Bunbury is Dead – a brand new work by a writer who has himself been deceased for well over a hundred years…
Using extracts from the vast catalogue of work which Oscar Wilde wrote over his lifetime, Tobacco Tea Theatre Company has constructed a witty hour of satire that explores the absurdity of nineteenth century manners and high society. All of this is achieved thanks to the tribulations of Bunbury; the fictional friend of Algernon in Wilde’s famous The Importance of Being Earnest.
Once the stage crew had disappeared having done their final pre-show tweaks (something which somewhat disrupted the atmosphere carefully created by the Gilbert and Sullivan-esque mood music and the minimalist bachelor pad set up on stage) the action began straight away and didn’t let up until the very end.
We met instantly the familiar stock characters of butler and dandy; Douglas and Bunbury, and it has to be said that the actors portraying the pair were a fantastic duo.
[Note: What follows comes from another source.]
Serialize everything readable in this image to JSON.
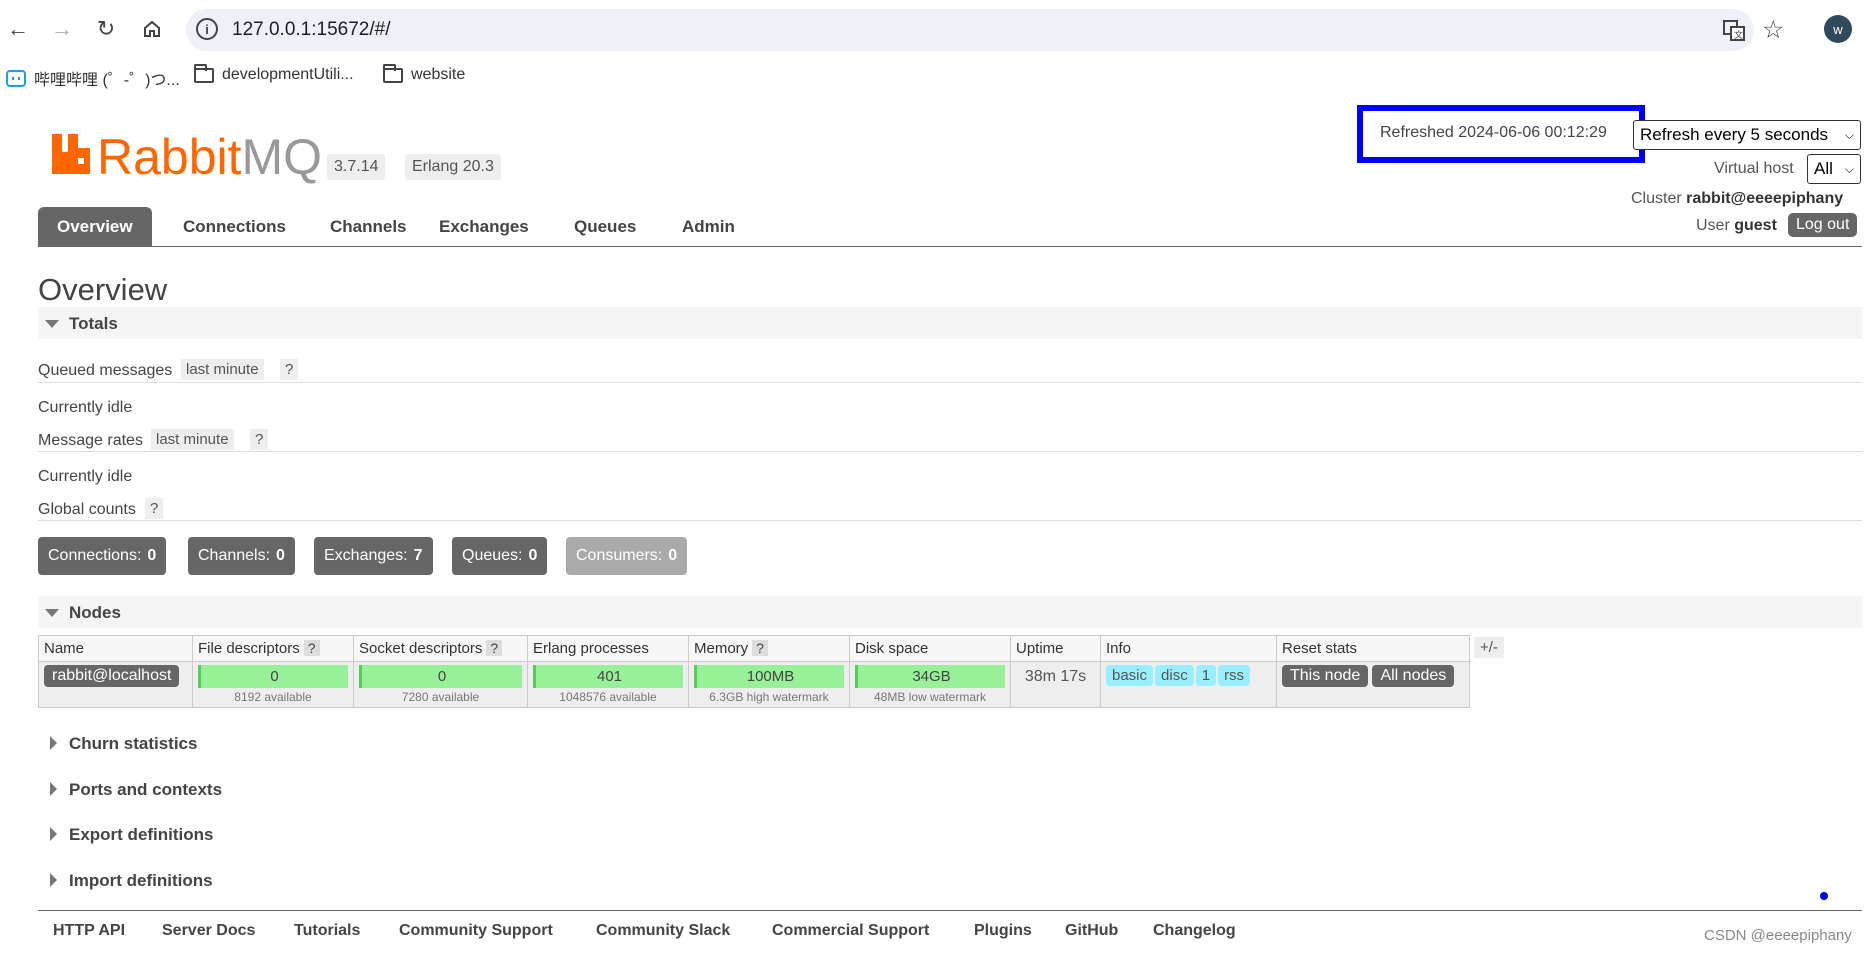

They complimented each other perfectly in their Jeeves and Wooster style combination of the long-suffering, highly intelligent manservant who is bound to waiting on a self-important, but charming, upper-class playboy.
Along the way we also met the requisite interfering aunt (she-who-must-be-obeyed), the hopelessly love-struck associate, and the beautiful heiress who is the object of the aforementioned affections. Although, as is so often the case, she only has eyes for his friend – in this case the “bed-ridden” Bunbury.
There’s no time for your attention to wander as each new line holds a wealth of insight into the perversity of good manners in high society, the scandal of scandal and the importance of reputation in the 1890s. This naturally leads the audience to reflect on the difficulties Wilde faced in his lifetime thanks to his unconventional lifestyle. Equally it’s interesting to note how many of Wilde’s observations are still highly relevant today. Both of these lines of thought leave plenty of scope for lively post-show debating.
Overall this is a short but very well crafted piece of theatre performed by a sparkling cast. Although the philosophical nature of the script means that this is not a play during which you can sit back and switch off after a long day at the office, the humor, both in terms of pithy social comment and in terms of subtle slapstick (corpses can be wonderful cup holders we discover), makes for a thoroughly enjoyable and utterly cultural romp.
From Bath the show is travelling on to Bristol and then to the Edinburgh Fringe. For future tour dates and further information on Bunbury is Dead, visit www.tobaccoteatheatrecompany.co.uk.